While these conventions are restrictive, this is intentional in order to keep the CSS simple. If you find yourself needing more complicated structures, consider how what you need might be broken up into multiple components.

Use lower-hyphen-case for Variable and Mixin Names

CSS properties already use lower-hyphen-case, so let’s be consistent in our Sass.

// Not so good
$borderColor: $fafafa;
@mixin error_warning() {

// So good!
$border-color: $fafafa;
@mixin error-warning() {

The only exception is if a library (like Bootstrap) includes their own mixins or variables.

Atomic CSS

We use atomic styles when appropriate. All of our atomic styles are defined in app/assets/stylesheets/atoms.scss.

Commonly used atomic styles are listed below.

.d-f {
  @include flexbox-display();

.mt-16 {
  margin-top: 16px;

.mb-32 {
  margin-bottom: 32px;

.p-8 {
  padding: 8px;

.bdrs-2 {
  border-radius: 2px;

.c-p {
  cursor: pointer;

To utilize these atomic styles, you’ll add the class name to the element you’re styling.

<div className="ElementLibrary-loading d-f jc-c ai-c ta-c">
  {this.state.error && (
    <div className="ErrorContainer ElementLibrary-errorMessage lh-24">

If you don’t find a style that is commonly used, define a new atomic style!

The default convention for atomic class names is an abbreviation of the property, followed by a hyphen, followed by an abbreviation of the value. This is just a convention, depart from it when it makes sense.

.ta-c {
  text-align: center;

Brand Colors

Lessonly brand colors are found in app/assets/stylesheets/colors.scss. If you’ve been asked to use a different color, check with our Product Designer before going forward.

Here’s an example of what you can find in that file.

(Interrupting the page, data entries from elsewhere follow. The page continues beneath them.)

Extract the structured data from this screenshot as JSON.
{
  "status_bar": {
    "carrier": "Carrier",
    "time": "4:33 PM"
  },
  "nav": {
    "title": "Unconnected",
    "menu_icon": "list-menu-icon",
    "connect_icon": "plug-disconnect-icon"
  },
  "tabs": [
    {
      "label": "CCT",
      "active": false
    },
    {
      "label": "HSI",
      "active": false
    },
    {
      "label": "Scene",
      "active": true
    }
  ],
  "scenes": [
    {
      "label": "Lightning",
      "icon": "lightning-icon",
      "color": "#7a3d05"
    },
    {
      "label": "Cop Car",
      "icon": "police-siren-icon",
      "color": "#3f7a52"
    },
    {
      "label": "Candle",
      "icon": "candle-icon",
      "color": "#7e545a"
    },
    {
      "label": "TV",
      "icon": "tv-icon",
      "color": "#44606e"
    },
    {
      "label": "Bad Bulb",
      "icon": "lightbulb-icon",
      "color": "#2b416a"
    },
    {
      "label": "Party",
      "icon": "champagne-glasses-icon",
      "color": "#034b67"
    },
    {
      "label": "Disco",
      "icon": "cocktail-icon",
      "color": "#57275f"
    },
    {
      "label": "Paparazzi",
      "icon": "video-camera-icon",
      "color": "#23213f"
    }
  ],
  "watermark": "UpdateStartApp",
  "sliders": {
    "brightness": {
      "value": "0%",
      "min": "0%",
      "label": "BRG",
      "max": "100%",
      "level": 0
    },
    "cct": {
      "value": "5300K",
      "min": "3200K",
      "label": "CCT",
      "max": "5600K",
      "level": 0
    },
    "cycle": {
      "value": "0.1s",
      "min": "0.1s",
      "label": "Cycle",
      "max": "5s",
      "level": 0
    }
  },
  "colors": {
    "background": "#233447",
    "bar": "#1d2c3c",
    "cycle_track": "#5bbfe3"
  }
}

$brand-gray: #c4c4c3;
$brand-gray-dark: #a3a2a1;
$brand-gray-darker: #70706d;

$brand-night: #2d2d2d;


Commonly used styles can be “mixed in” to existing classes for styling. These mixins are found in app/assets/stylesheets/mixins.scss.

Here’s an example of what you can find in that file.

@mixin flexbox-display {
  display: -ms-flexbox;
  display: flex;

@mixin flexbox-direction($value) {
  -ms-flex-direction: $value;
  flex-direction: $value;

@mixin transform($transformation) {
  -webkit-transform: $transformation;
  transform: $transformation;